It’s the big debate of the moment, for the many people who worked in an office before the pandemic: should we all now go back to the office, or should we keep on working from home some of the time – or even, most of the time?
“The shift to home working was inevitable, even without the pandemic”
Jake Moore, cybersecurity specialist, ESET
Remote working has improved every aspect of my work life, home life and even my career prospects. The shift to home working, given the arrival of high-speed internet, was inevitable at some point, but it has been accelerated by Covid-19. The pandemic has shown all those non-believers that staff out of the office can work and can even be more productive for companies. Personally, I am able to speak to far more clients, colleagues and stakeholders around the world than ever before while easily fitting around everyone’s schedule. In fact, I feel more connected to the people I work with – although I miss the socials and the physical networking events which are likely to come back in the near future.
After a year of home working and the realisation that this mode of operation is here to stay, I recently transformed my garage into a home office (including a bar for after-work drinks) for my wife and me, and it has been life-changing. We don’t work for the same company, but that isn’t a problem. We both enjoy having our work physically away from the house, which makes our home feel like it’s ours again. As parents, the loss of the commute has has let us have more time with our children which has been extremely beneficial for all of us.
The security industry is booming which is fortunate for us as it seems we are the lucky ones benefiting from the shift to home working. As soon as the pandemic hit, more people required better protection for their devices outside the office and this instant demand was something we were able to take a hold of quickly.
Regarding life after the pandemic, the best companies are listening to their staff and asking what suits them. I appreciate that home working won’t be for everyone and might even have a detrimental effect on some people’s lives. However, when a company understands its staff’s wishes, the choice is in their hands and everyone gets the best out of the situation. I’d expect to see offices filled on one or two days a week leaving the rest of the week in the home office. I predict a better connected, hybrid approach where meetings gel together on and offline seamlessly. Commuting will be questioned but picking the kids up from school will not.
The infosec industry, along with the IT sector as a whole, was able to transition so easily that it would seem a retrograde step to go back to the methods of pre-pandemic times.
“Working in the office puts natural limits on working hours”
John Pirc, Director of Product Management at Alert Logic
The global pandemic has certainly changed the way we do business today. In order to remain viable, almost every industry has had to accommodate a virtual workforce to some degree. Unfortunately, a lot of industries that couldn’t go virtual suffered – you can’t serve food, build a house or service hotel guests over a Wi-Fi connection. However, we are very fortunate compared to those who went through the Spanish Influenza pandemic (1918 – 1920). Without modern technology they suffered more fatalities than we have seen with COVID-19.
Technology certainly has its advantages, but working from home can also come with a lot of disadvantages. The work-life balance has blurred, and people have spent even more time online for work, school, shopping, entertainment and socializing.

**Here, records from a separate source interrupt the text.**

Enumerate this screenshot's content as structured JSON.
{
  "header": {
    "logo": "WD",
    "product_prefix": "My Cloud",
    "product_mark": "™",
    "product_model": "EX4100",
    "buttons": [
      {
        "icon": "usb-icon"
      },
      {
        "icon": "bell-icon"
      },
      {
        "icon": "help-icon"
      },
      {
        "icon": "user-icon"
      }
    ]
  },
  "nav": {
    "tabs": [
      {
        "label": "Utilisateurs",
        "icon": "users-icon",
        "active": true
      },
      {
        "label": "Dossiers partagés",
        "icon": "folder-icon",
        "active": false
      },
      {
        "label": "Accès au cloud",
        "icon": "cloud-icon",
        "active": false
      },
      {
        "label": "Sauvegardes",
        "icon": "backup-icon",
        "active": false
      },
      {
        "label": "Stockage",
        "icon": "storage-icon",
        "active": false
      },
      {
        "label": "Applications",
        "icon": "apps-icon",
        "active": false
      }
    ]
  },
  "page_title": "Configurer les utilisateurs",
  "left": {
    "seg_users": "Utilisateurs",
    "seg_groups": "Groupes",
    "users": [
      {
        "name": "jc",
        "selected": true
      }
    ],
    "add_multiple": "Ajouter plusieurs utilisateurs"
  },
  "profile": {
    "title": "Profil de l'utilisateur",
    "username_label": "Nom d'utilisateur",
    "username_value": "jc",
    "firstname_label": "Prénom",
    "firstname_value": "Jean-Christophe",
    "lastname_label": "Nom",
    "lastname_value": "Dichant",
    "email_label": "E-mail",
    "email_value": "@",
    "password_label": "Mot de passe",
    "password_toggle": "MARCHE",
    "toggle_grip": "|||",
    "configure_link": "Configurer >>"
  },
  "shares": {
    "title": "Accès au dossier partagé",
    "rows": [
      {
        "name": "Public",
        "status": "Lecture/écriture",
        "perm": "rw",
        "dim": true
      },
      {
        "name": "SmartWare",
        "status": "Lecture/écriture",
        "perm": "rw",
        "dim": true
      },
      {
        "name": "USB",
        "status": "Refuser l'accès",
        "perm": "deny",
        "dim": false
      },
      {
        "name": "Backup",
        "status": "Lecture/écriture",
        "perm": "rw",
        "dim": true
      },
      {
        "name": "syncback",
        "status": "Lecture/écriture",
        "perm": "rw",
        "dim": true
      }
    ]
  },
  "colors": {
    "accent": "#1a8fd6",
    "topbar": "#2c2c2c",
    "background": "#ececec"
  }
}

As a remote/virtual executive in cybersecurity, my average work week went from ~55 hours to ~80 hours. This became the new normal, working weekends and helping my children with school. I love my job and to me it’s like playing Xbox: however, 80+ hours is not a happy work-life balance. I feel the return to the office is a great thing for social interaction and collaboration. This will start to recalibrate the work-life balance as life starts to return to a sense of normalcy.
I think the return to office will also benefit those who choose to work remotely, as coming into the office occasionally will be productive and efficient with less interruption. “The return” is not just a return to the workplace, as a lot of us spent most of our time in our home with the occasional visits to the grocery store. The freedom to do other things as we resume normalcy will have a profound impact in the way we work, live, play and learn, an old campaign theme from Cisco that is still applicable today.
Given this freedom, I think individuals will push themselves harder at work knowing they will be able to disconnect after hours as we get back to a normal routine.
As a cybersecurity expert, I also see the downsides of remote work: the pandemic has made a lot of people complacent in using the same computers for personal and business use and this has introduced more risk to the organizations they work for. Enterprise grade security for remote users has been a challenge as corporations had to rely on end-point and cloud-based security. I believe the return to the workplace will decrease these security risks.
To execute the shift to a remote workforce, many organizations have also accelerated their transition to hybrid cloud infrastructures, complicating their efforts to maintain security against cyber threats. Protecting an on-prem environment is tough enough, but it’s less complicated than protecting remote workers.
The transition to remote work presented openings to bad actors, in effect stress-testing some organizations. Lessons learned securing data assets during the pandemic could serve to create a more secure hybrid environment when people return to the office, as more companies have deployed new best practices to accommodate a shifting workforce dynamic.
The Future of Work
As the world starts to emerge from the Covid-19 pandemic into a new business environment of increasingly powerful technology tools and connections, the Future of Work is one of 11 mega themes tracked by GlobalData Thematic Research.